We made two different salsas, a red and a green, and Kirsten agreed to let me share the recipes with you. I chose the green because I get perhaps too many red sauces but never enough tomatillo-based green sauces.
Salsa Cruda de Tomato Verde
Recipe by Rick Bayless from Mexican Everyday
Makes 1-1/2 cups
4 medium tomatillos (about 8 ounces)
1 large garlic clove, peeled and quartered
1-2 medium serrano chiles (or 1 jalapeno)
1/2 cup cilantro (or a little more)
Salt to taste, about 1/2 teaspoon

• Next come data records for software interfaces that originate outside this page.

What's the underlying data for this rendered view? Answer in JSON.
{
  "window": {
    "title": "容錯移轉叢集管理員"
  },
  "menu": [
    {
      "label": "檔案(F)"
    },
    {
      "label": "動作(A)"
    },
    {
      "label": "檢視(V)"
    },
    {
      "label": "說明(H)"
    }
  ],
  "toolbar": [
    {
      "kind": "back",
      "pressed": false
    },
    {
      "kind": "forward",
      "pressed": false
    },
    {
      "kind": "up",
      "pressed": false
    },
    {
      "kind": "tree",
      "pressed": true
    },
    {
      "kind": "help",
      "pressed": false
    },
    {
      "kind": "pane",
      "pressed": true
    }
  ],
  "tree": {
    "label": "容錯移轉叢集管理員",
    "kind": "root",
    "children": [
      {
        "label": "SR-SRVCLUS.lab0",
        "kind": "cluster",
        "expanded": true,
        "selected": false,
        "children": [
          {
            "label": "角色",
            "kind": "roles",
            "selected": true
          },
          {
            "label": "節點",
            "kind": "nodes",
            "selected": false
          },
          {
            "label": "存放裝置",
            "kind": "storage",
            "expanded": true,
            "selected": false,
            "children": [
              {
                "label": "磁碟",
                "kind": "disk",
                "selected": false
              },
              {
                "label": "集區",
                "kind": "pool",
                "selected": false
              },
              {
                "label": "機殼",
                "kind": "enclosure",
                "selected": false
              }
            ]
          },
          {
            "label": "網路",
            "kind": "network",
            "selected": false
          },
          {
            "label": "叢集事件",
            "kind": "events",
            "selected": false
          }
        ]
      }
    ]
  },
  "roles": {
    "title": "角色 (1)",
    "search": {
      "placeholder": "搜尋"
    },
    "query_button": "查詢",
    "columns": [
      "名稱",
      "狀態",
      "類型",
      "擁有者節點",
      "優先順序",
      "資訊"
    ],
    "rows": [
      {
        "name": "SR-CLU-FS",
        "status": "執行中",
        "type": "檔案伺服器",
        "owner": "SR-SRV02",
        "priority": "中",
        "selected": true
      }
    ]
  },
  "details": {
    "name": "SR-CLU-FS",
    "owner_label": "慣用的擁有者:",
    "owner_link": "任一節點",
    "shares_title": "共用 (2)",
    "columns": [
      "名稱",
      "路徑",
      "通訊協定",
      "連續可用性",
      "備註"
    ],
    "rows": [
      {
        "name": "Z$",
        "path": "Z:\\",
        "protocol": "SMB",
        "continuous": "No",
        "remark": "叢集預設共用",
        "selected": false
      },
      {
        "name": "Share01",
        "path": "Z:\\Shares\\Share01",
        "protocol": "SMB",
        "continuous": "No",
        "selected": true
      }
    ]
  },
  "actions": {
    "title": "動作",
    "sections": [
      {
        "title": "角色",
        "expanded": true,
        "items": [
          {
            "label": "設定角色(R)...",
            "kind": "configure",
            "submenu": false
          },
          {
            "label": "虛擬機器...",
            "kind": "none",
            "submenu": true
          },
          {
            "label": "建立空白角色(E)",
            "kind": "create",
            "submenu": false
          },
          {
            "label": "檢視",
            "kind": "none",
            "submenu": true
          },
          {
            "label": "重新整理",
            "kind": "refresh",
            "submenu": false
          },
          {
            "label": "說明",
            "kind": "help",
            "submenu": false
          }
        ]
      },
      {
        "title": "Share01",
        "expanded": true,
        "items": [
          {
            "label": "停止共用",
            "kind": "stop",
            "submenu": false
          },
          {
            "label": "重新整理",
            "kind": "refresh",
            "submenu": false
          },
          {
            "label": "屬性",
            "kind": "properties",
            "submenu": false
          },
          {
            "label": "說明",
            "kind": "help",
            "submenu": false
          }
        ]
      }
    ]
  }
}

Combine the tomatillos, garlic, chiles and cilantro in a blender jar or food processor. Add 1/4 cup water and the 1/2 teaspoon of salt. Process to a coarse puree. If using a blender, begin blending on low to get the mixture moving evenly through the blender blades. Pour into a salsa dish and thin with a little more water if necessary to give the salsa an evenly spoonable consistency. Taste and season with additional salt if you think necessary.
Kirsten had some different sized tomatillos for us to sample and surprisingly, to me, the giant hybridized one that was almost 10 centimetres in diameter had a more agreeable taste than the ones similar to what the Spaniards would have originally discovered in Mexico that measured only 2 centimetres wide. I also learned from Kirsten that “tomatillos will easily last up to four weeks when you store them in the bottom of your refrigerator”.
For me a class at La Pina Azul Escuela de Cocina is as much about learning about the ingredients as it is discovering new recipes and I know Brenda Sexton, the features writer at San Miguel’s online magazine Lokkal, and another fellow classmate, agrees. I’ll leave Brenda with the last words:
”What I loved about Kirsten’s class was her deep knowledge about the history and sources of the foods used in Mexican cooking. Not only did I come away with very practical knowledge, especially about making some delicious salsas that can quickly make a delicious meal, but I loved learning about how Mexican food was isolated from Europe and has a heritage that is recognized by UNESCO, that chile peppers were called peppers because that’s what Columbus set sail to find! Kirsten is a fascinating wealth of knowledge!”
La Pina Azul is located at Orizaba 39A in San Miguel de Allende, Mexico. You can learn about Kirsten West’s schedule of classes or book a private class by telephoning her at 415 101 4155 or emailing firstname.lastname@example.org.